Sunday night, the History Channel debuted the first two episodes of a fictional miniseries called “The Bible.” While the show was entertaining, it was a classic “bait-and-switch” scam, but only if a viewer falsely assumed that a dramatization appearing on the History Channel would be historically or textually accurate.
To be sure, the series presented a marketing dilemma. Evangelicals, whose faith is based on the presupposition that the Bible is historically and factually accurate, are generally hostile to any teachings on the Bible that do not adhere to Evangelical doctrine. Meanwhile, a lot of unbelievers may have had an interest in a series about the Bible, but not if the facts would be overturned in favor of dogmatic claims not adequately grounded in evidence.

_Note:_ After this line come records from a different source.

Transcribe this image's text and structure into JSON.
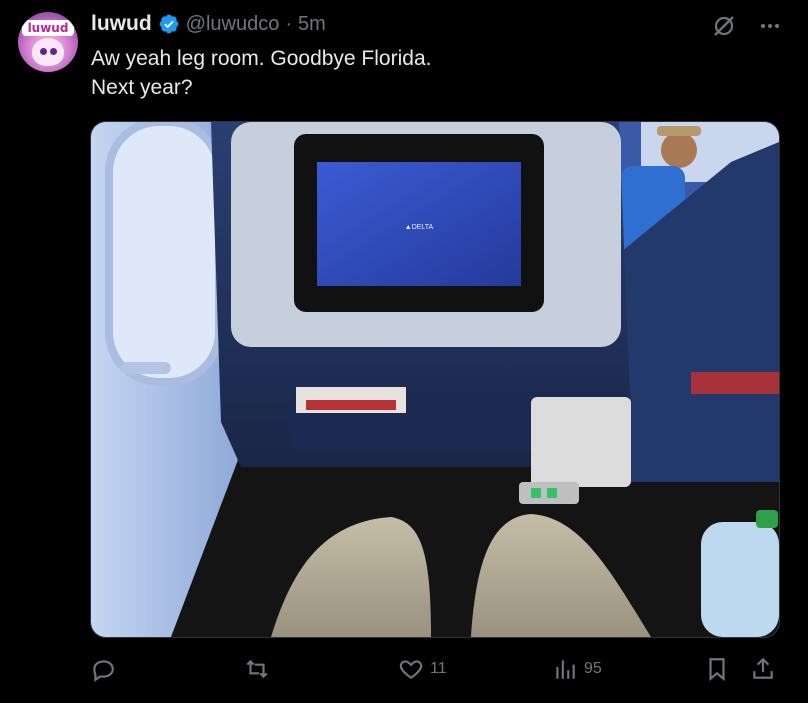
{
  "tweet": {
    "author_name": "luwud",
    "handle": "@luwudco",
    "separator": "·",
    "time": "5m",
    "text": "Aw yeah leg room. Goodbye Florida.\nNext year?",
    "avatar_text": "luwud",
    "media_text": "▲DELTA"
  },
  "actions": {
    "reply_count": "",
    "retweet_count": "",
    "like_count": "11",
    "views_count": "95"
  },
  "colors": {
    "background": "#000000",
    "text": "#e7e9ea",
    "muted": "#71767b",
    "verified": "#1d9bf0"
  },
  "icons": [
    "verified-badge-icon",
    "grok-icon",
    "more-icon",
    "reply-icon",
    "retweet-icon",
    "like-icon",
    "views-icon",
    "bookmark-icon",
    "share-icon"
  ]
}
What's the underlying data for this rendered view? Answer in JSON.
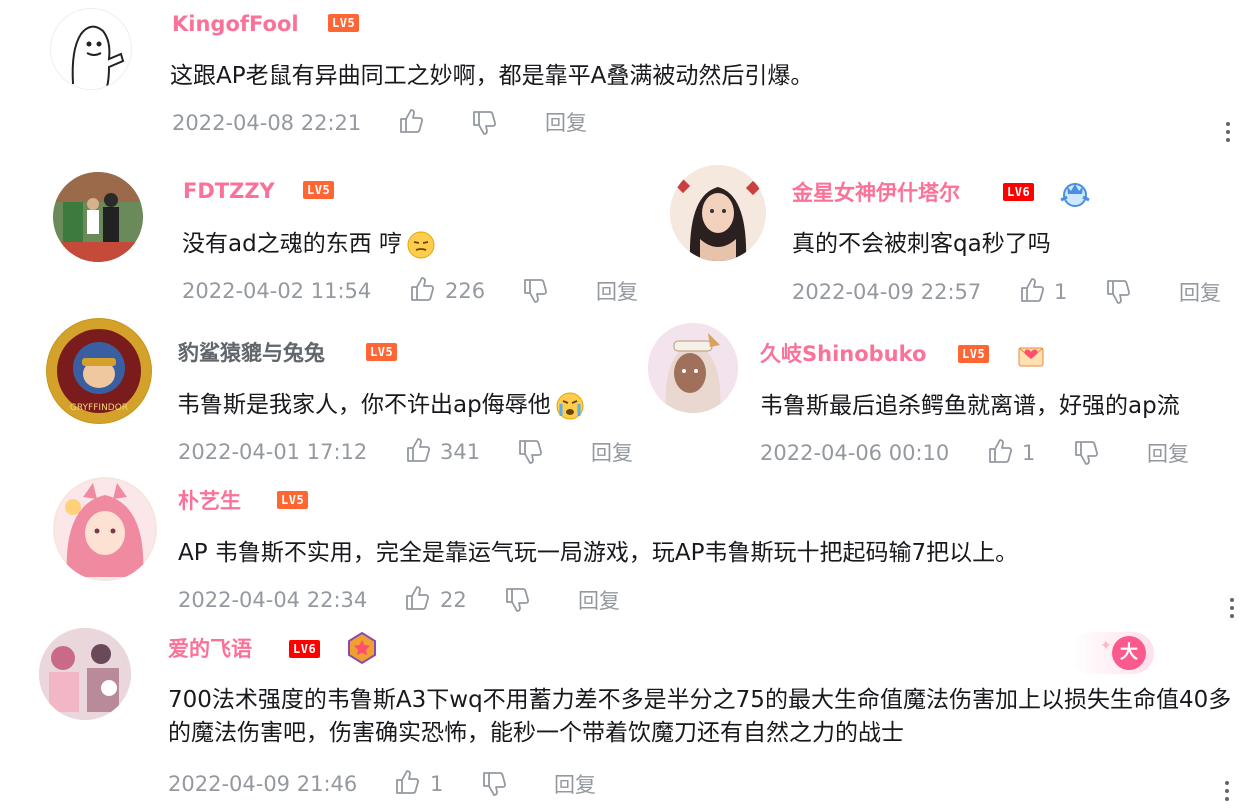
{
  "comments": [
    {
      "user": "KingofFool",
      "level": "LV5",
      "text": "这跟AP老鼠有异曲同工之妙啊，都是靠平A叠满被动然后引爆。",
      "date": "2022-04-08 22:21",
      "likes": "",
      "reply": "回复"
    },
    {
      "user": "FDTZZY",
      "level": "LV5",
      "text": "没有ad之魂的东西 哼",
      "date": "2022-04-02 11:54",
      "likes": "226",
      "reply": "回复"
    },
    {
      "user": "金星女神伊什塔尔",
      "level": "LV6",
      "text": "真的不会被刺客qa秒了吗",
      "date": "2022-04-09 22:57",
      "likes": "1",
      "reply": "回复"
    },
    {
      "user": "豹鲨猿貔与兔兔",
      "level": "LV5",
      "text": "韦鲁斯是我家人，你不许出ap侮辱他",
      "date": "2022-04-01 17:12",
      "likes": "341",
      "reply": "回复"
    },
    {
      "user": "久岐Shinobuko",
      "level": "LV5",
      "text": "韦鲁斯最后追杀鳄鱼就离谱，好强的ap流",
      "date": "2022-04-06 00:10",
      "likes": "1",
      "reply": "回复"
    },
    {
      "user": "朴艺生",
      "level": "LV5",
      "text": "AP 韦鲁斯不实用，完全是靠运气玩一局游戏，玩AP韦鲁斯玩十把起码输7把以上。",
      "date": "2022-04-04 22:34",
      "likes": "22",
      "reply": "回复"
    },
    {
      "user": "爱的飞语",
      "level": "LV6",
      "text": "700法术强度的韦鲁斯A3下wq不用蓄力差不多是半分之75的最大生命值魔法伤害加上以损失生命值40多的魔法伤害吧，伤害确实恐怖，能秒一个带着饮魔刀还有自然之力的战士",
      "date": "2022-04-09 21:46",
      "likes": "1",
      "reply": "回复"
    }
  ],
  "floating_badge": "大",
  "colors": {
    "username": "#fb7299",
    "lv5": "#ff6633",
    "lv6": "#ff0000",
    "meta": "#9499a0"
  }
}
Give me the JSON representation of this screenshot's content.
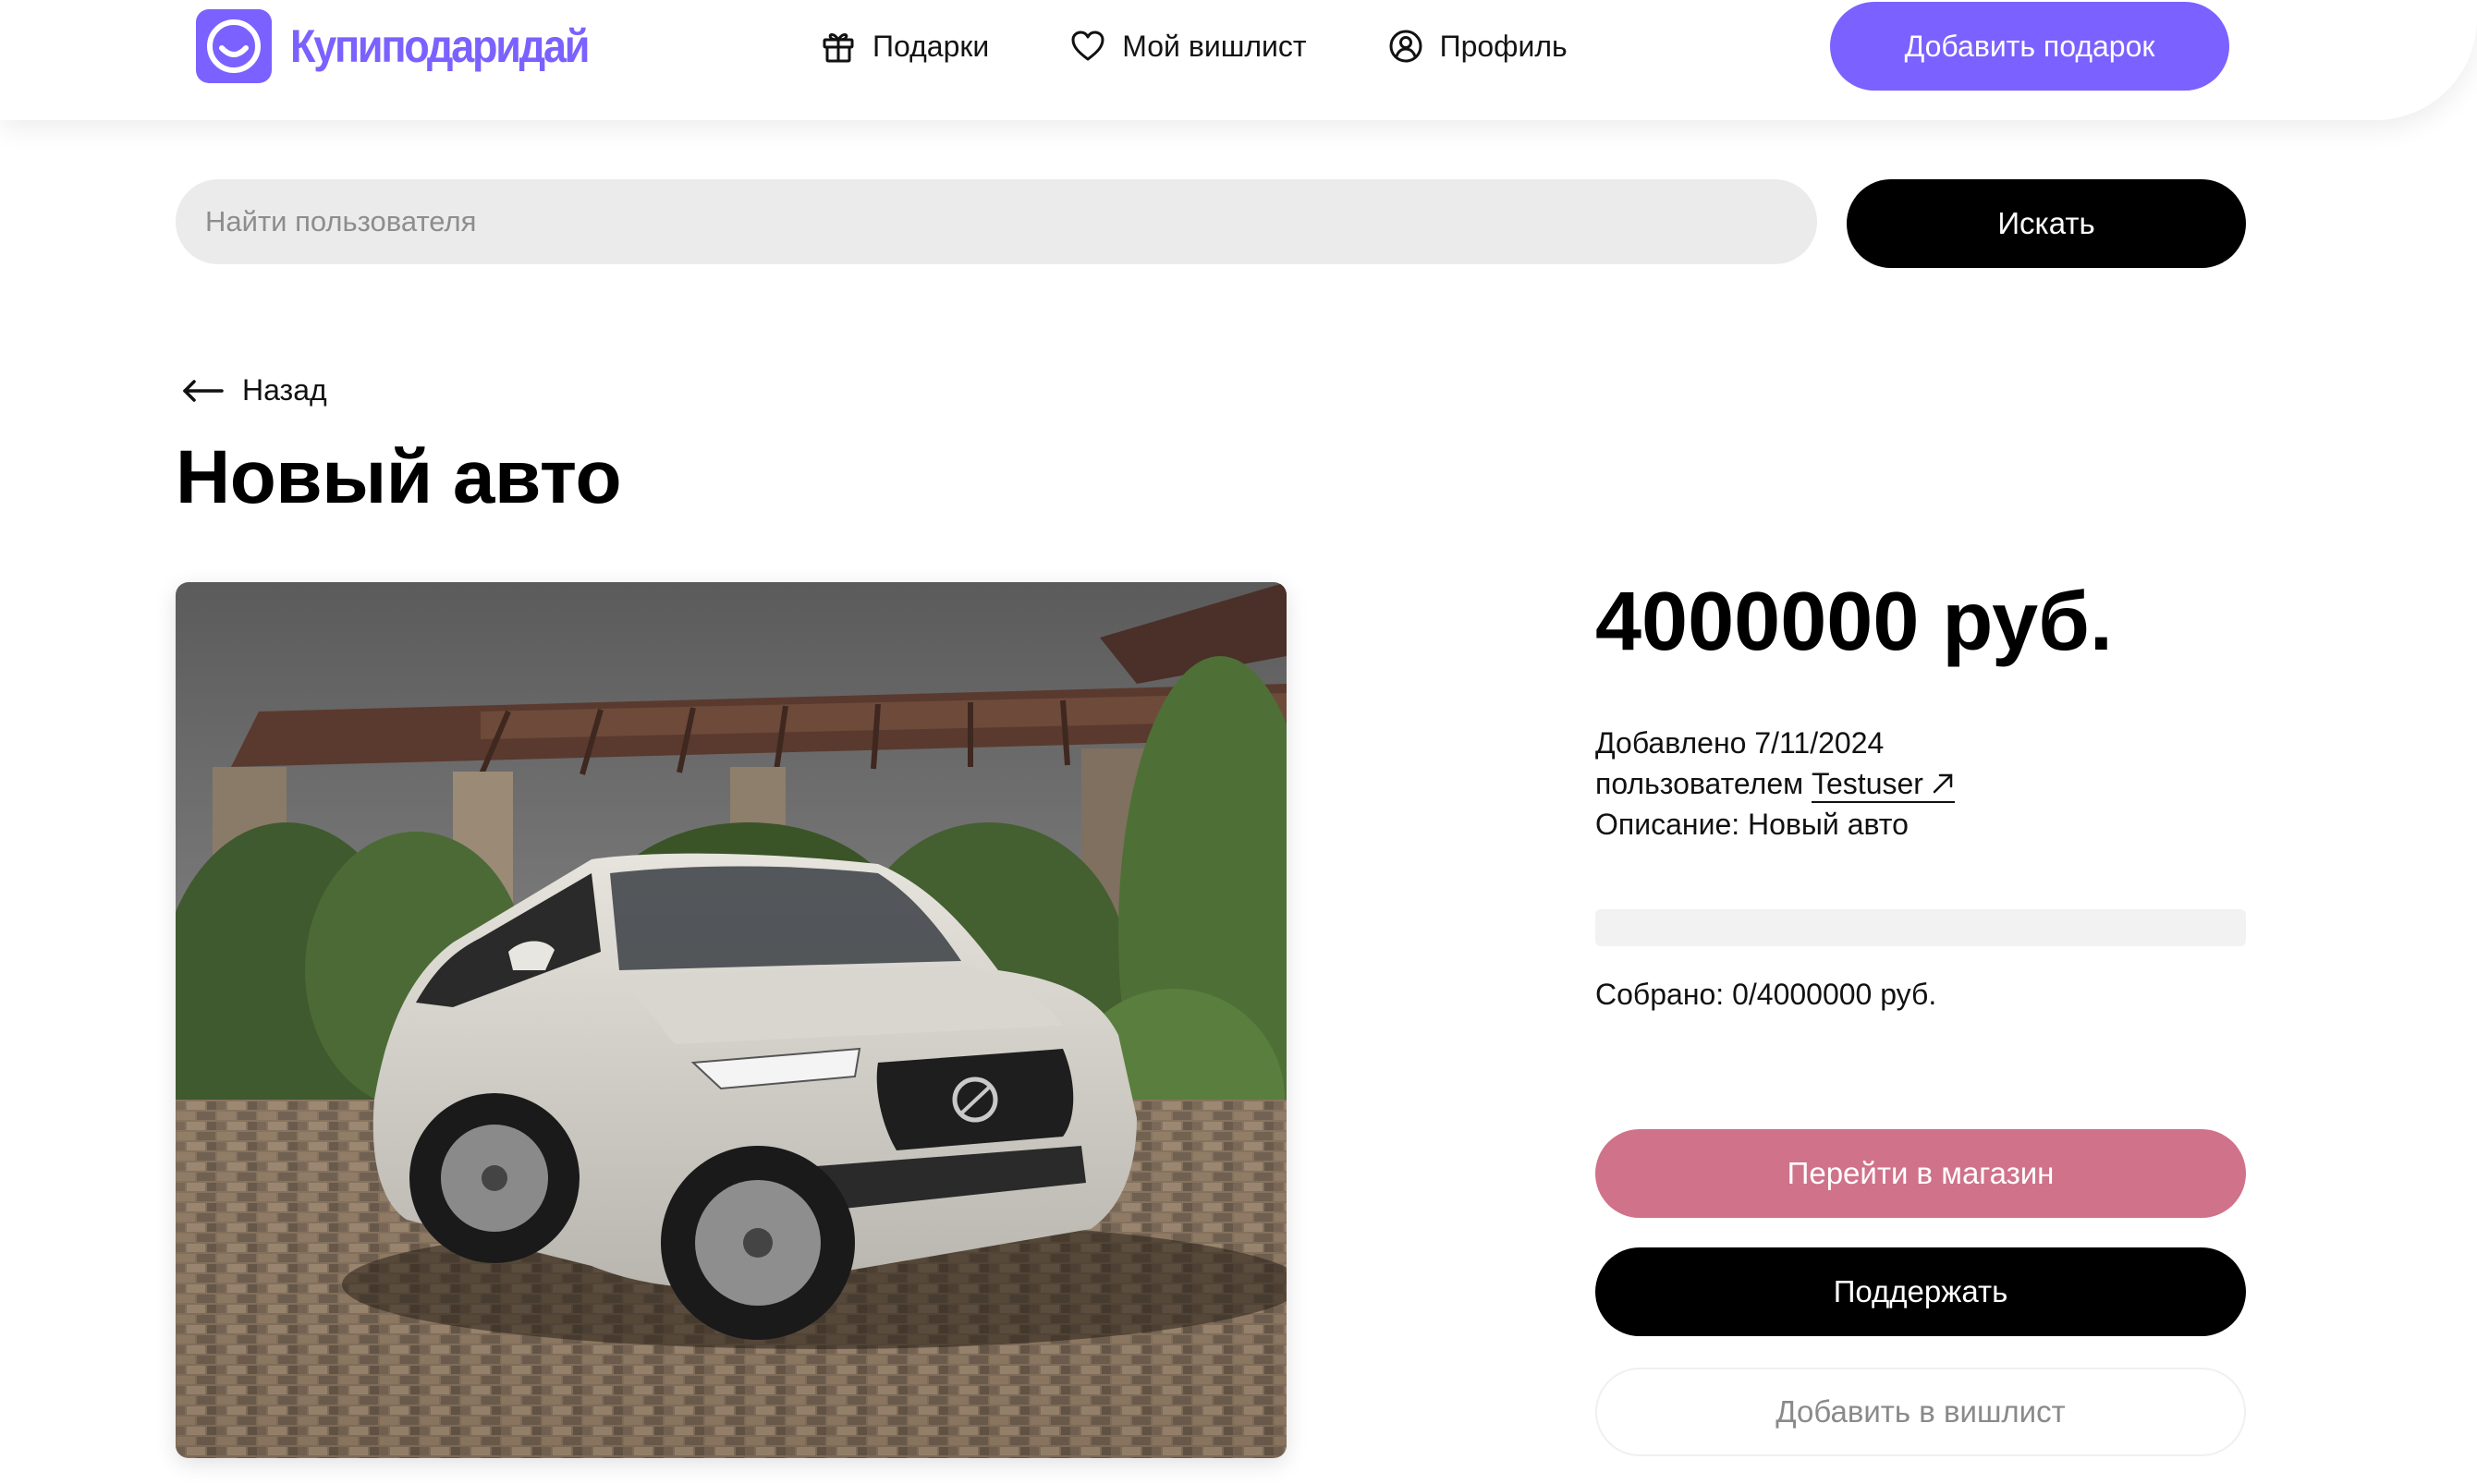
{
  "brand": {
    "name": "Купиподаридай",
    "color": "#7b61ff",
    "logo_icon": "smile-logo-icon"
  },
  "nav": {
    "items": [
      {
        "label": "Подарки",
        "icon": "gift-icon"
      },
      {
        "label": "Мой вишлист",
        "icon": "heart-icon"
      },
      {
        "label": "Профиль",
        "icon": "user-circle-icon"
      }
    ],
    "add_gift_label": "Добавить подарок"
  },
  "search": {
    "placeholder": "Найти пользователя",
    "value": "",
    "button_label": "Искать"
  },
  "back": {
    "label": "Назад",
    "icon": "arrow-left-icon"
  },
  "gift": {
    "title": "Новый авто",
    "image_alt": "Новый авто",
    "price": "4000000 руб.",
    "added_text": "Добавлено 7/11/2024",
    "by_prefix": "пользователем",
    "user": "Testuser",
    "description": "Описание: Новый авто",
    "collected_text": "Собрано: 0/4000000 руб.",
    "collected": 0,
    "goal": 4000000
  },
  "actions": {
    "shop_label": "Перейти в магазин",
    "support_label": "Поддержать",
    "wishlist_label": "Добавить в вишлист"
  },
  "colors": {
    "accent": "#7b61ff",
    "shop_button": "#d0728a",
    "primary_button": "#000000",
    "input_bg": "#ebebeb"
  }
}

The show’s producers, Roma Downey and her husband Mark Burnett, worked around this dilemma by sending two different messages to the public. The mainstream media were fed vague and noble-sounding pablum about how tough a project this was. At the same time, Roma and Burnett reached out through Christian media to Evangelical churches, assuring them that the series would not offend their fundamentalist sensitivities.
The Christian marketing website says,“To help insure the accuracy of the miniseries many Christian scholars served as advisors and hundreds of Christian leaders have given their endorsement for the miniseries.” This would sound encouraging, except that the chosen arbiters of accuracy are all religious leaders whose definition of the truth is dogma-based rather than evidence-based.
Conservative Christian luminaries like pastor Rick Warren, Frank Wright of the ultra-conservative National Religious Broadcasters, Paul Ehselman of Campus Crusade for Christ and many others signed on to endorse the “accuracy” of this presentation of the Bible.
Non-doctrinaire students of the Bible may instead be disgusted by the show’s pandering. The show is designed to be inspiring to believers, but this can only be done by whitewashing the obvious conflicts within the text itself.The holy book’s two contradictory accounts of the creation are skipped over, for instance. Other early Old Testament mythology is also presented as fact.
By the second hour, it is clear the producers had abandoned any attempt at documentary accuracy. One of the most disturbing stories in the Bible is Jehovah’s command to Abraham that he put his own son to human sacrifice. At the last minute, Jehovah changes his mind, and a ram appears to serve as a replacement sacrifice. Not only does the History Channel mistakenly put a lamb in the story, it adds a lot of extraneous and misleading dialog.
Ramses declares himself a god in a battle with Moses that isn’t in the Bible. While it is true that the Pharaohs were considered gods, the narrative here plays more into the Christian myth that all non-Christians consciously or subconsciously wish to put themselves in Jehovah’s place as gods.
Nor is there an indication in the Bible that Moses ever believed he was Egyptian. The book of Exodus shows Moses killing an Egyptian who is beating an Israelite, seemingly with full knowledge of who his people are. He runs into the wilderness, not because he discovers he’s a Hebrew, but because he realizes people have found out about the murder. “The Bible” shows Moses mystified to discover he is a Hebrew, even though he apparently knows he has a Hebrew brother.
The deception inherent in the marketing of this series may have been piously motivated, but the result is the same. It has ended up deceiving viewers of all religious and nonreligious perspectives.